Once I saw the final score, 105-8, I knew Sid Miller had won. The man who values control was going to give control to the people whom he valued. All 8 of them.
Last week, Miller axed several Texas school nutrition standards, including the ban of deep fryers,
even though an overwhelming majority of public comments (105-8) were in favor of keeping the standards. Ignoring a 105-8 majority might seem odd for a politician who preaches about citzens’ freedom and control. But it’s not … Miller is simply selective about who should be in control.
As reported by the San Antonio Express-News (“Junk Food Companies Love Sid Miller”), the 8 votes in Miller’s camp included food industry voices such as TiFry, a company that – brace yourself! – specializes in fried foods.
Once I saw Miller’s roster of supporters, it was obvious where we were headed.
It was obvious because it was only a microcosm of a growing problem in the U.S. food system. A problem that is much bigger than Sid Miller or the state of Texas.
Science is being written out of food policy
At least Sid Miller was somewhat sly about letting food industry interests dictate state food policy. That is, he didn’t write it into state law. Federal policymakers are taking more of a sledgehammer approach to achieve the same end.
While Miller was frying up Texas school nutrition policy, DC leaders were drafting House appropriations bills that, if passed, will handcuff and gag the 2015 Dietary Guidelines. The drafts included explicit language that minimized the role of nutrition science in the Guidelines and would essentially block several updates to existing Guidelines.
In short, Congress would declare that they know good science better than scientists do. And, in the process, they would nullify many recommendations made by the 2015 Dietary Guidelines Advisory Committee. (You can read more about the bills and their implications at Agri-Pulse, Center for Science in the Public Interest, or Carrie Dennett’s blog.)

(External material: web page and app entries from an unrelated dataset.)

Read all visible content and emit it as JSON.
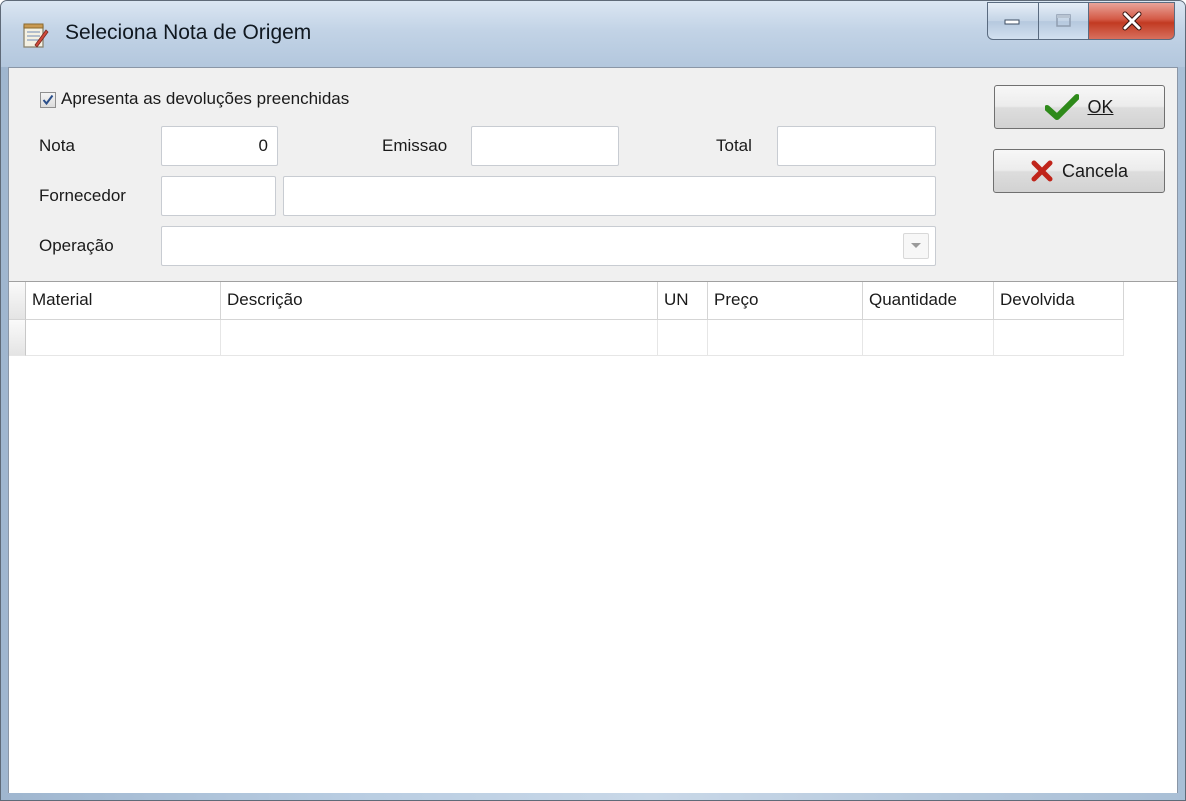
{
  "window": {
    "title": "Seleciona Nota de Origem"
  },
  "options": {
    "show_returns_label": "Apresenta as devoluções preenchidas",
    "show_returns_checked": true
  },
  "form": {
    "nota_label": "Nota",
    "nota_value": "0",
    "emissao_label": "Emissao",
    "emissao_value": "",
    "total_label": "Total",
    "total_value": "",
    "fornecedor_label": "Fornecedor",
    "fornecedor_code": "",
    "fornecedor_name": "",
    "operacao_label": "Operação",
    "operacao_value": ""
  },
  "buttons": {
    "ok_label": "OK",
    "cancel_label": "Cancela"
  },
  "grid": {
    "columns": [
      "Material",
      "Descrição",
      "UN",
      "Preço",
      "Quantidade",
      "Devolvida"
    ],
    "rows": [
      [
        "",
        "",
        "",
        "",
        "",
        ""
      ]
    ]
  },
  "colors": {
    "ok_check": "#2e8a1a",
    "cancel_x": "#c0241a"
  },
  "icons": {
    "app": "notepad-icon",
    "ok": "checkmark-icon",
    "cancel": "x-icon"
  }
}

The bill would also require that Guidelines stick to “matters of diet and nutrient intake.” Translation – erase the word “sustainability” and never discuss environmental health ever again.
Think the meat industry had anything to do with that one?
A devil’s advocate might argue that, through these stipulations, the House is simply holding Dietary Guidelines to a higher scientific standard. Only 2 weeks ago, in fact, 3 scientists wrote a widely publicized article in which they argued that much of nutrition science is “pseudoscience” and should not inform Dietary Guidelines.
Some of the authors’ critiques of nutrition science were valid – Yoni Freedhoff gave an excellent summary of their argument – but I couldn’t help laughing when I saw the authors’ conclusion that science should not inform policy. I laughed for a couple reasons:
- Nutrition science doesn’t inform policy as much as we like to think. Not if Sid Miller and House leaders have anything to say about it.
- We don’t live in a vacuum. If nutrition science doesn’t inform policy, with appropriate caution about different levels of evidence, then what do they think will fill its place?? The same industries that are currently filling its place.
I’ll give the authors the benefit of the doubt that industry funding did not bias their views on this issue (2 of the 3 authors disclosed that they received funding from Coca-Cola.) But I would say, to anybody who shares their general view on nutrition science and policy:
If you sincerely think science’s influence on policy is too strong, then you’ve been sitting in a lab or ivory tower too long.
Wakeup call from a leader in food policy
Two weeks ago I heard an inspiring talk by Dr. Kelly Brownell, one of the world’s leading experts on food policy research. Brownell challenged scientists with the question:
My opinion – we stink at creating change because we wildly overrate the degree to which “change” happens due to science alone. We love data and think data naturally leads to change.
Here are some data points to consider:
- The Texas Agriculture Commissioner, Sid Miller, changed the state’s Public School Nutrition Policy by ignoring science
- The School Nutrition Association wants to change school meal nutrition standards by ignoring science
- The House of Representatives wants to change the Dietary Guidelines by explicitly requiring that we ignore the science
Science’s role in food policy is being marginalized. We can’t ignore it.
(Image Source: Texas Tribune, Marjorie Kamys Cotera and Flickr/David Clow under a Creative Commons Attribution 2.0 ; no changes were made)
I am an Assistant Professor at the University of Texas School of Public Health, where I specialize in childhood obesity policy research and systems science. This is my personal blog; any views or opinions expressed do not represent the University of Texas (or anyone else with power.)
My research has been featured in the New York Times, NPR, CNN, Wall Street Journal, and several other media outlets. You can follow me on Twitter at @DanTaber47, where I often tweet about obesity news, school nutrition, public transit, systems science, and occasionally random topics like Seattle sports, marathon training, or my latest obscure vacation destination.